## Instructions to follow:
Please output the lines shown below exactly as they appear.

## Listed entries:
|---|
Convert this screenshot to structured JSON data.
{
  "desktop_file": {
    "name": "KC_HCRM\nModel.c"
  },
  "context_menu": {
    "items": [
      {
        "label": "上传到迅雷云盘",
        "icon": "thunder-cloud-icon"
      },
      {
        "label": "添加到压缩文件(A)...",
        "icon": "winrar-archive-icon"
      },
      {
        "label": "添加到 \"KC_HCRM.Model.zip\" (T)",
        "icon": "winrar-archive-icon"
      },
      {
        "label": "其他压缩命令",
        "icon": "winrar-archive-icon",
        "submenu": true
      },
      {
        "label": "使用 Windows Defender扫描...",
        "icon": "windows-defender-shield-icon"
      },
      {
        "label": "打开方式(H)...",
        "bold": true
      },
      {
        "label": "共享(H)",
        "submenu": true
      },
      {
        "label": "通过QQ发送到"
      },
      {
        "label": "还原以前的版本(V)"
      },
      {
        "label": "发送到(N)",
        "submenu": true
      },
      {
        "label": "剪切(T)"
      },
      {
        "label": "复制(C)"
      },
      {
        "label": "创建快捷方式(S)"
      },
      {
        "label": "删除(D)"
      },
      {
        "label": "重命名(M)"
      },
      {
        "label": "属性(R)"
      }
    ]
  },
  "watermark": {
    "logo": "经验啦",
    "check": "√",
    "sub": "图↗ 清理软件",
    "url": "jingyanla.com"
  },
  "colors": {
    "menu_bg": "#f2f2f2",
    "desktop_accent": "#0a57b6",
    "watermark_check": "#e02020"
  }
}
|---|
## Result of the task:
Convert this screenshot to structured JSON data.
{
  "desktop_file": {
    "name": "KC_HCRM\nModel.c"
  },
  "context_menu": {
    "items": [
      {
        "label": "上传到迅雷云盘",
        "icon": "thunder-cloud-icon"
      },
      {
        "label": "添加到压缩文件(A)...",
        "icon": "winrar-archive-icon"
      },
      {
        "label": "添加到 \"KC_HCRM.Model.zip\" (T)",
        "icon": "winrar-archive-icon"
      },
      {
        "label": "其他压缩命令",
        "icon": "winrar-archive-icon",
        "submenu": true
      },
      {
        "label": "使用 Windows Defender扫描...",
        "icon": "windows-defender-shield-icon"
      },
      {
        "label": "打开方式(H)...",
        "bold": true
      },
      {
        "label": "共享(H)",
        "submenu": true
      },
      {
        "label": "通过QQ发送到"
      },
      {
        "label": "还原以前的版本(V)"
      },
      {
        "label": "发送到(N)",
        "submenu": true
      },
      {
        "label": "剪切(T)"
      },
      {
        "label": "复制(C)"
      },
      {
        "label": "创建快捷方式(S)"
      },
      {
        "label": "删除(D)"
      },
      {
        "label": "重命名(M)"
      },
      {
        "label": "属性(R)"
      }
    ]
  },
  "watermark": {
    "logo": "经验啦",
    "check": "√",
    "sub": "图↗ 清理软件",
    "url": "jingyanla.com"
  },
  "colors": {
    "menu_bg": "#f2f2f2",
    "desktop_accent": "#0a57b6",
    "watermark_check": "#e02020"
  }
}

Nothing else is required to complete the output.